The report also indicated that some unnamed NGOs had reported that some senior Government officials undermined judicial independence by giving land and houses to some judges before sensationally alleging that “legal experts claimed defendants in politically sensitive cases were more likely to receive a fair hearing in magistrates’ courts than in higher courts.” First of all, most land in Zimbabwe belongs to the State and no one can give it away arbitrarily in exchange for favours from anyone. Where land is allocated on the basis of need, this is done above board. Any Zimbabwean can apply for land. This also includes members of the judiciary.
Given the sensitivity of the twin issues of the judiciary and the land, the embassy should have provided details to enable Government to take corrective action especially now that the Land Commission is out in the field auditing land allocation and utilisation among other issues. In the absence of names and details, the sensational claims become a mere smear campaign against Zimbabwe’s judiciary officers who are seen by the opposition as an obstacle that prevented Chamisa from obtaining through the courts the poll victory which he was denied by the Zimbabwean electorate on July 30 2018.
The report indicated that “nearly all white commercial farmers reported that Government had not compensated them for losses suffered from land resettlement programme that began in 2000”. While it is true that Government is yet to compensate the former white farmers, it should be known that the compensation for the land was a Lancaster House Agreement item in which initially Britain indicated that it could not foot the bill until America, realising that the matter could derail the talks, offered to underwrite the payment of the farmers.

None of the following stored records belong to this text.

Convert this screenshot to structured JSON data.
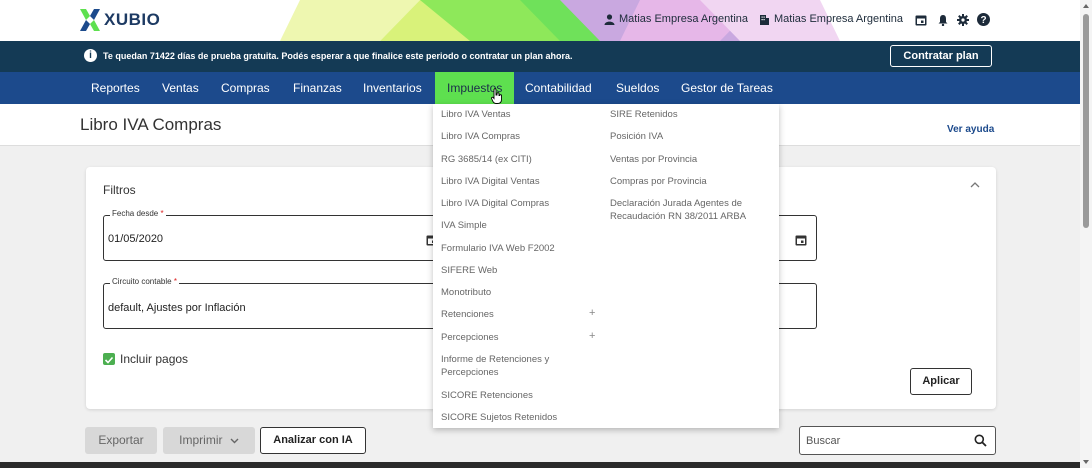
{
  "header": {
    "logo_text": "XUBIO",
    "user_name": "Matias Empresa Argentina",
    "company_name": "Matias Empresa Argentina"
  },
  "banner": {
    "message": "Te quedan 71422 días de prueba gratuita. Podés esperar a que finalice este periodo o contratar un plan ahora.",
    "cta_label": "Contratar plan"
  },
  "nav": {
    "items": [
      "Reportes",
      "Ventas",
      "Compras",
      "Finanzas",
      "Inventarios",
      "Impuestos",
      "Contabilidad",
      "Sueldos",
      "Gestor de Tareas"
    ],
    "active": "Impuestos"
  },
  "page": {
    "title": "Libro IVA Compras",
    "help_link": "Ver ayuda"
  },
  "filters": {
    "title": "Filtros",
    "fecha_desde_label": "Fecha desde",
    "fecha_desde_value": "01/05/2020",
    "circuito_label": "Circuito contable",
    "circuito_value": "default, Ajustes por Inflación",
    "incluir_pagos_label": "Incluir pagos",
    "required_mark": "*",
    "apply_label": "Aplicar"
  },
  "toolbar": {
    "export_label": "Exportar",
    "print_label": "Imprimir",
    "analyze_label": "Analizar con IA",
    "search_placeholder": "Buscar"
  },
  "dropdown": {
    "col1": [
      "Libro IVA Ventas",
      "Libro IVA Compras",
      "RG 3685/14 (ex CITI)",
      "Libro IVA Digital Ventas",
      "Libro IVA Digital Compras",
      "IVA Simple",
      "Formulario IVA Web F2002",
      "SIFERE Web",
      "Monotributo",
      "Retenciones",
      "Percepciones",
      "Informe de Retenciones y Percepciones",
      "SICORE Retenciones",
      "SICORE Sujetos Retenidos"
    ],
    "col2": [
      "SIRE Retenidos",
      "Posición IVA",
      "Ventas por Provincia",
      "Compras por Provincia",
      "Declaración Jurada Agentes de Recaudación RN 38/2011 ARBA"
    ],
    "expand_symbol": "+"
  },
  "colors": {
    "nav_bg": "#1c4a8c",
    "nav_active": "#5ee04f",
    "banner_bg": "#143a55"
  }
}
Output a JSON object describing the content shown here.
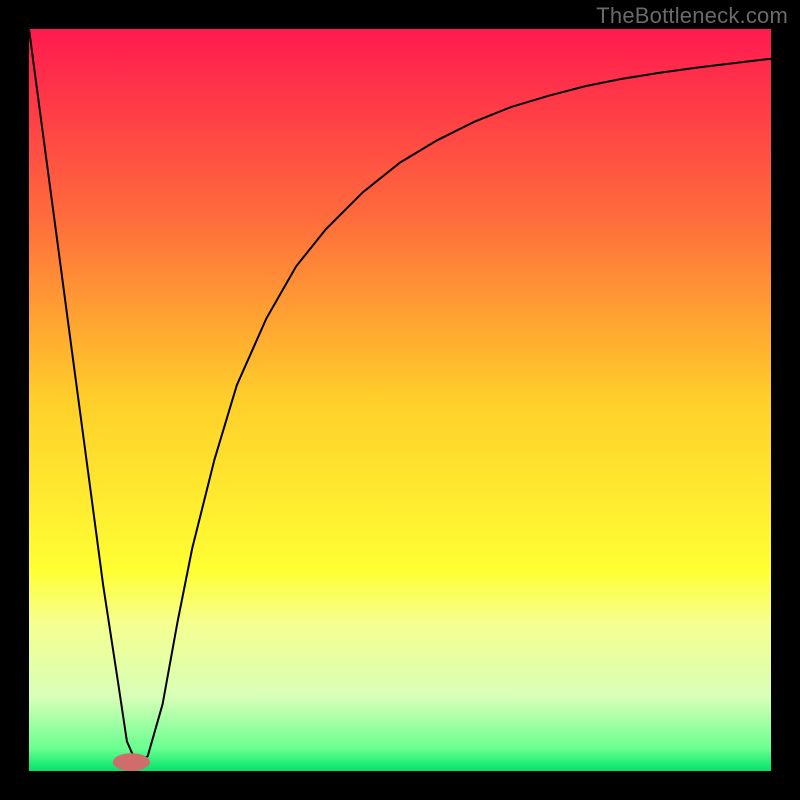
{
  "watermark": "TheBottleneck.com",
  "frame": {
    "outer_size": 800,
    "border_width": 29,
    "border_color": "#000000"
  },
  "chart_data": {
    "type": "line",
    "title": "",
    "xlabel": "",
    "ylabel": "",
    "xlim": [
      0,
      100
    ],
    "ylim": [
      0,
      100
    ],
    "gradient_stops": [
      {
        "offset": 0.0,
        "color": "#ff1a4f"
      },
      {
        "offset": 0.25,
        "color": "#ff6a3c"
      },
      {
        "offset": 0.5,
        "color": "#ffcf2a"
      },
      {
        "offset": 0.73,
        "color": "#ffff33"
      },
      {
        "offset": 0.8,
        "color": "#f6ff8f"
      },
      {
        "offset": 0.9,
        "color": "#d8ffb8"
      },
      {
        "offset": 0.97,
        "color": "#69ff8f"
      },
      {
        "offset": 1.0,
        "color": "#00e36a"
      }
    ],
    "series": [
      {
        "name": "bottleneck-curve",
        "x": [
          0,
          2,
          4,
          6,
          8,
          10,
          12,
          13.2,
          14.5,
          16,
          18,
          20,
          22,
          25,
          28,
          32,
          36,
          40,
          45,
          50,
          55,
          60,
          65,
          70,
          75,
          80,
          85,
          90,
          95,
          100
        ],
        "y": [
          100,
          85,
          70,
          55,
          40,
          25,
          12,
          4,
          1,
          2,
          9,
          20,
          30,
          42,
          52,
          61,
          68,
          73,
          78,
          82,
          85,
          87.5,
          89.5,
          91,
          92.3,
          93.3,
          94.1,
          94.8,
          95.4,
          96
        ]
      }
    ],
    "marker": {
      "name": "optimal-point",
      "x": 13.8,
      "y": 1.2,
      "rx": 2.5,
      "ry": 1.2,
      "fill": "#cf6d6d"
    }
  }
}
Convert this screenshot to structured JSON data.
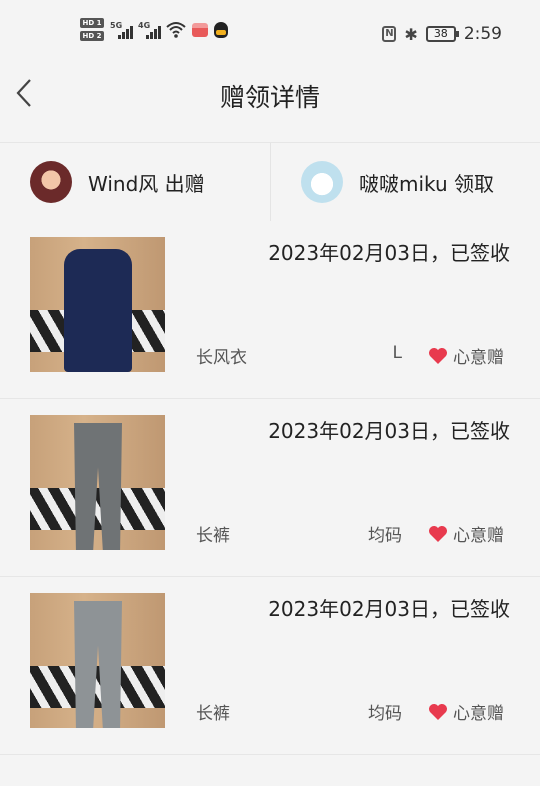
{
  "status": {
    "time": "2:59",
    "battery": "38",
    "hd1": "HD 1",
    "hd2": "HD 2",
    "net1": "5G",
    "net2": "4G"
  },
  "header": {
    "title": "赠领详情"
  },
  "users": {
    "giver": "Wind风 出赠",
    "receiver": "啵啵miku 领取"
  },
  "items": [
    {
      "date": "2023年02月03日，已签收",
      "name": "长风衣",
      "size": "L",
      "tag": "心意赠"
    },
    {
      "date": "2023年02月03日，已签收",
      "name": "长裤",
      "size": "均码",
      "tag": "心意赠"
    },
    {
      "date": "2023年02月03日，已签收",
      "name": "长裤",
      "size": "均码",
      "tag": "心意赠"
    }
  ],
  "colors": {
    "heart": "#e83a4e",
    "background": "#f4f4f4"
  }
}
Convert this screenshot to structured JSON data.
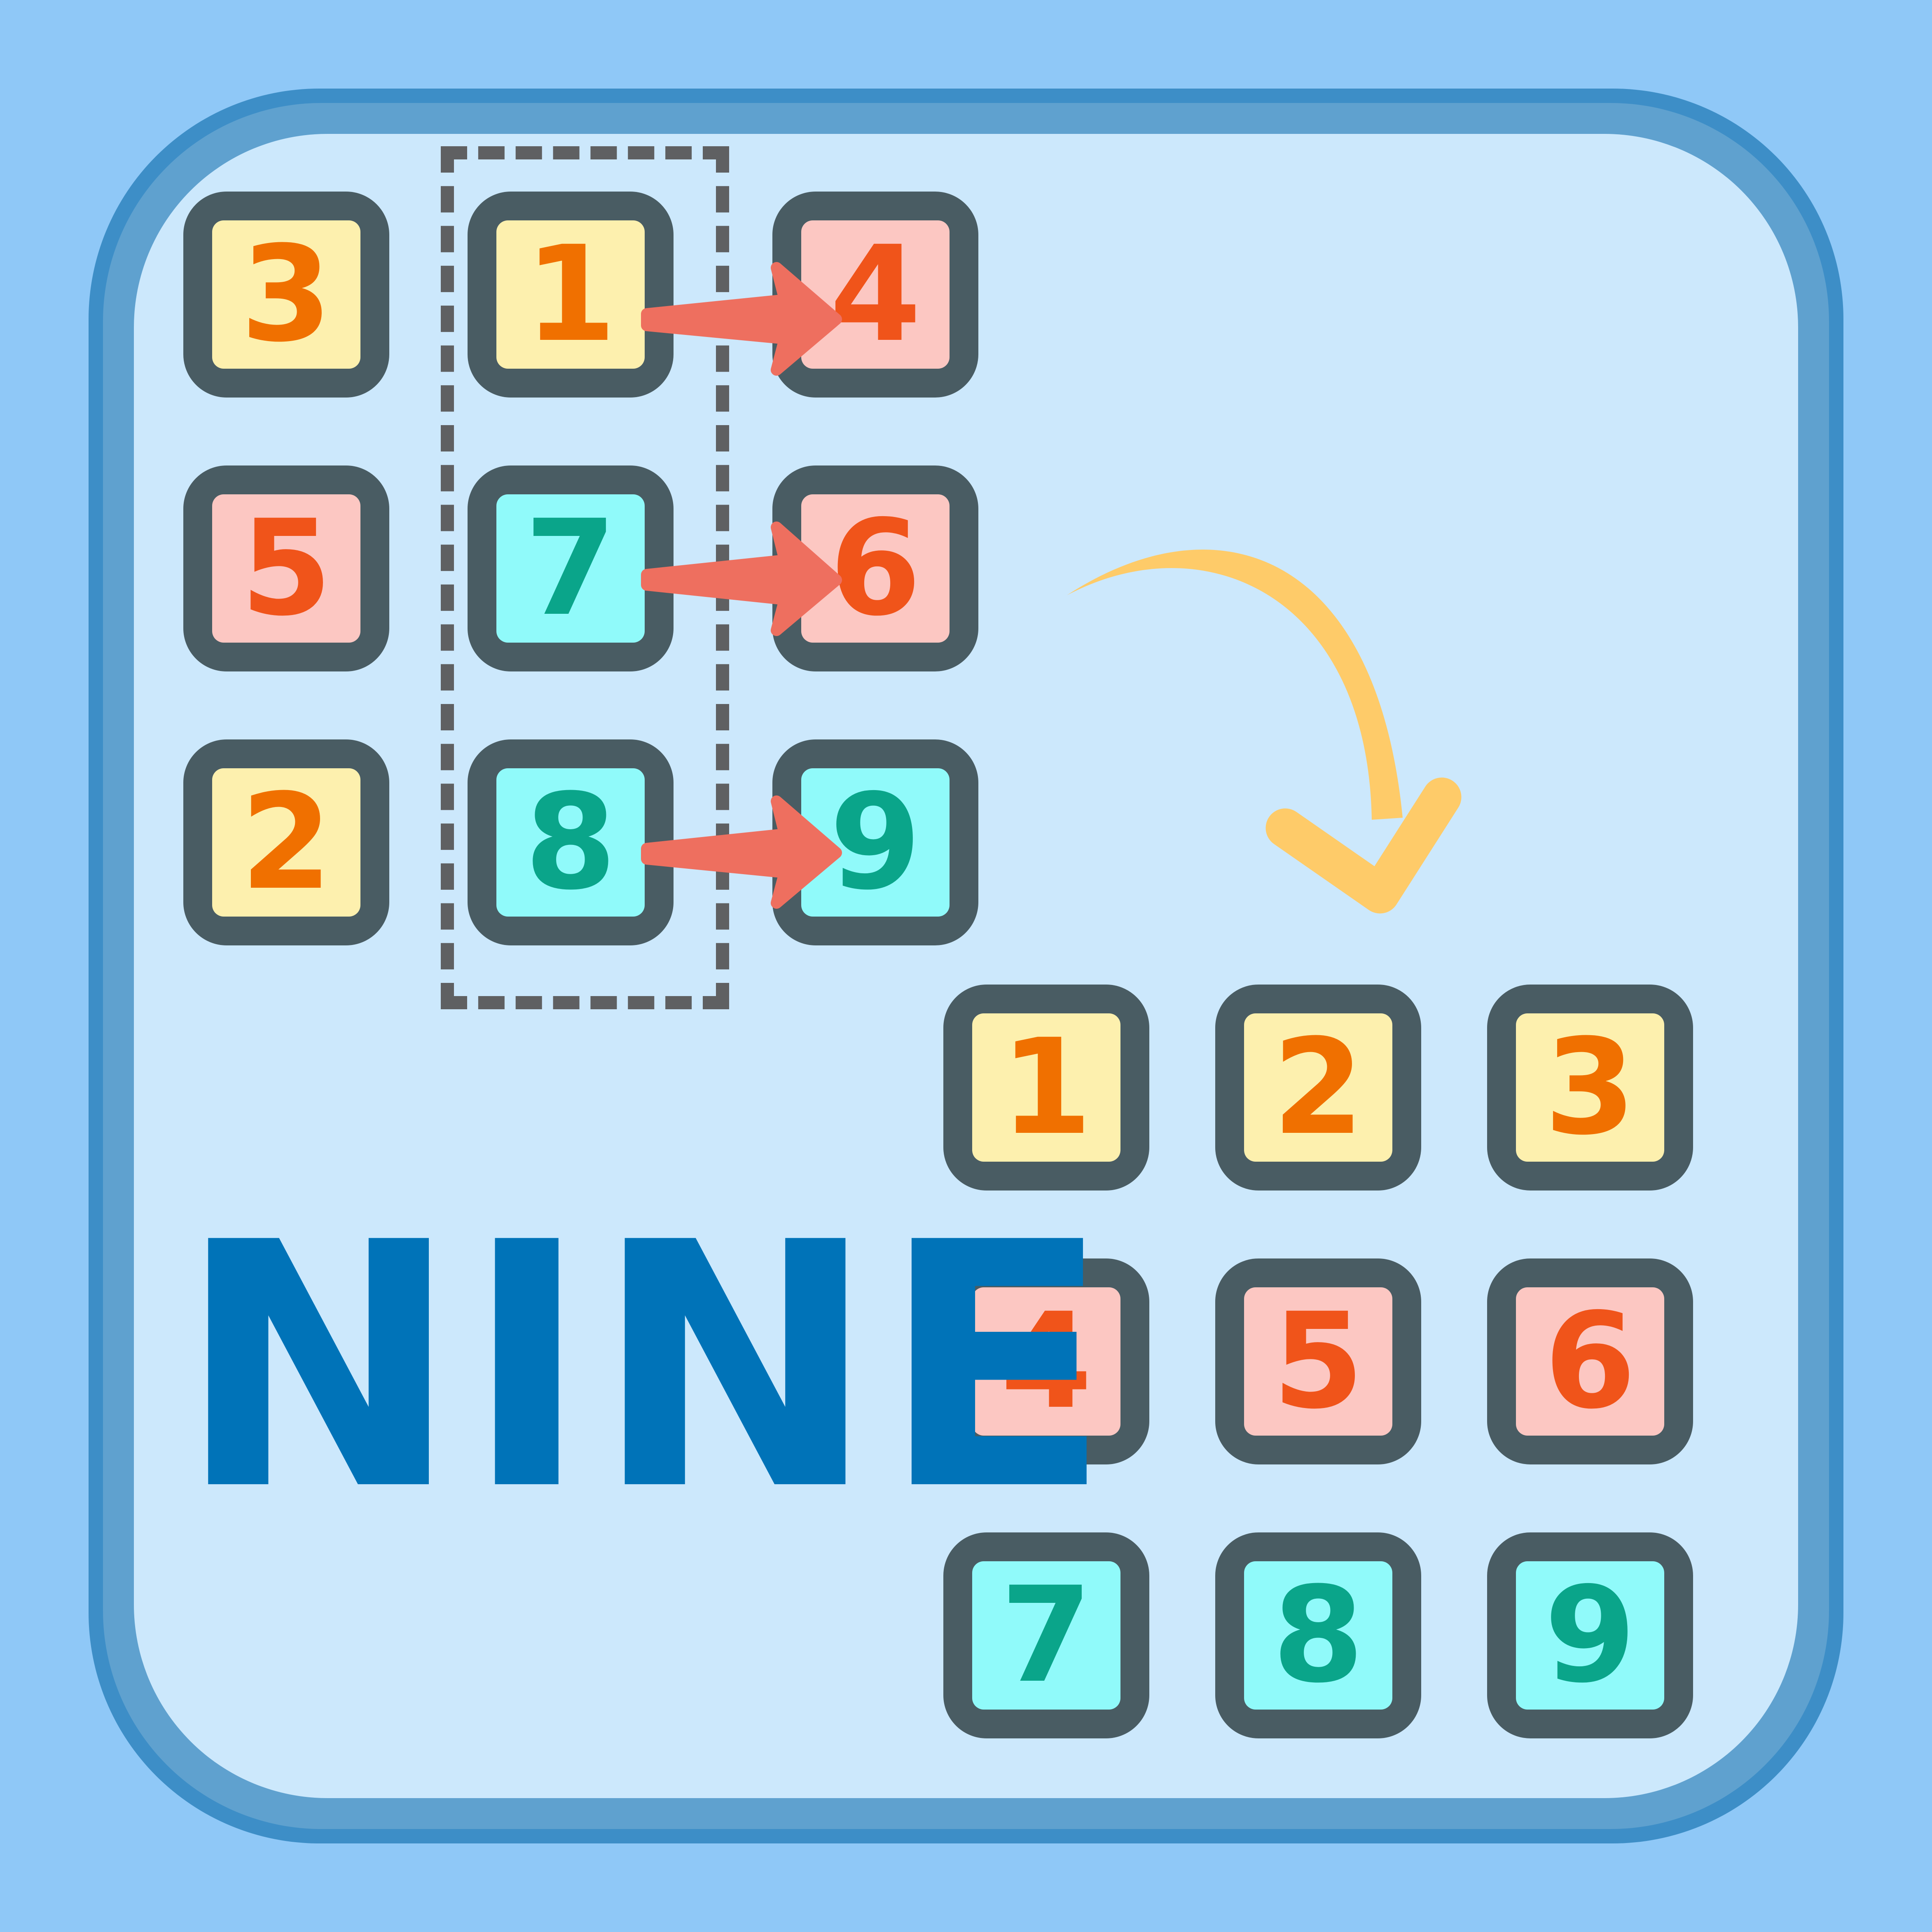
{
  "title": "NINE",
  "colors": {
    "background": "#8fc8f7",
    "panel": "#cce8fc",
    "tile_border": "#495c63",
    "yellow": "#fdf0ae",
    "pink": "#fcc7c2",
    "cyan": "#90fafa",
    "title": "#0073b8",
    "swap_arrow": "#ee6f5f",
    "result_arrow": "#fecb69"
  },
  "puzzle_grid": {
    "rows": [
      [
        {
          "n": "3",
          "color": "yellow"
        },
        {
          "n": "1",
          "color": "yellow"
        },
        {
          "n": "4",
          "color": "pink"
        }
      ],
      [
        {
          "n": "5",
          "color": "pink"
        },
        {
          "n": "7",
          "color": "cyan"
        },
        {
          "n": "6",
          "color": "pink"
        }
      ],
      [
        {
          "n": "2",
          "color": "yellow"
        },
        {
          "n": "8",
          "color": "cyan"
        },
        {
          "n": "9",
          "color": "cyan"
        }
      ]
    ]
  },
  "solved_grid": {
    "rows": [
      [
        {
          "n": "1",
          "color": "yellow"
        },
        {
          "n": "2",
          "color": "yellow"
        },
        {
          "n": "3",
          "color": "yellow"
        }
      ],
      [
        {
          "n": "4",
          "color": "pink"
        },
        {
          "n": "5",
          "color": "pink"
        },
        {
          "n": "6",
          "color": "pink"
        }
      ],
      [
        {
          "n": "7",
          "color": "cyan"
        },
        {
          "n": "8",
          "color": "cyan"
        },
        {
          "n": "9",
          "color": "cyan"
        }
      ]
    ]
  },
  "icons": {
    "swap": "right-arrow-icon",
    "result": "curved-arrow-icon"
  }
}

In September 1998, the British government led by Tony Blair refused to honour the agreement citing that it was made with the previous Conservative government of the late Margaret Thatcher. America, despite playing guarantor and broker, was nowhere to be seen until 2001 when it slapped Zimbabwe with sanctions not so much for the alleged human rights abuses but to forestall any possible mention of her role during the Lancaster House talks.
Unlike Blair, President Emmerson Mnangagwa has not shirked his Government’s responsibility for the payment of compensation for the land which was gazetted and used for the resettlement of over 300 000 families over the past 17 years. The report conveniently omitted to mention that in his 2019 National Budget presentation last November, the Minister of Finance and Economic Development, Professor Mthuli Ncube, set aside $53 million for the compensation of the former white farmers.
Apart from the foregoing issues, the report was conspicuous by its over-reliance on faceless and nameless NGO officials and unidentified “experts” for information on various activities of its host Government. The United States embassy is in Zimbabwe legally. This is why it was able to buy land in Harare and construct its new embassy in Westgate suburb.
In view of this background, one wonders why it avoids knocking on the doors of Government ministries and departments for the correct information instead of depending on NGOs which sometimes cook up some information to keep the dollar coming. Most NGOs are politically one-sided and their existence is subject to perpetuating the anarchy narrative in Zimbabwe, hence, the correctness of their information becomes very questionable. This puts the embassy at the risk of telling lies about Zimbabwe, thereby risking its reputation.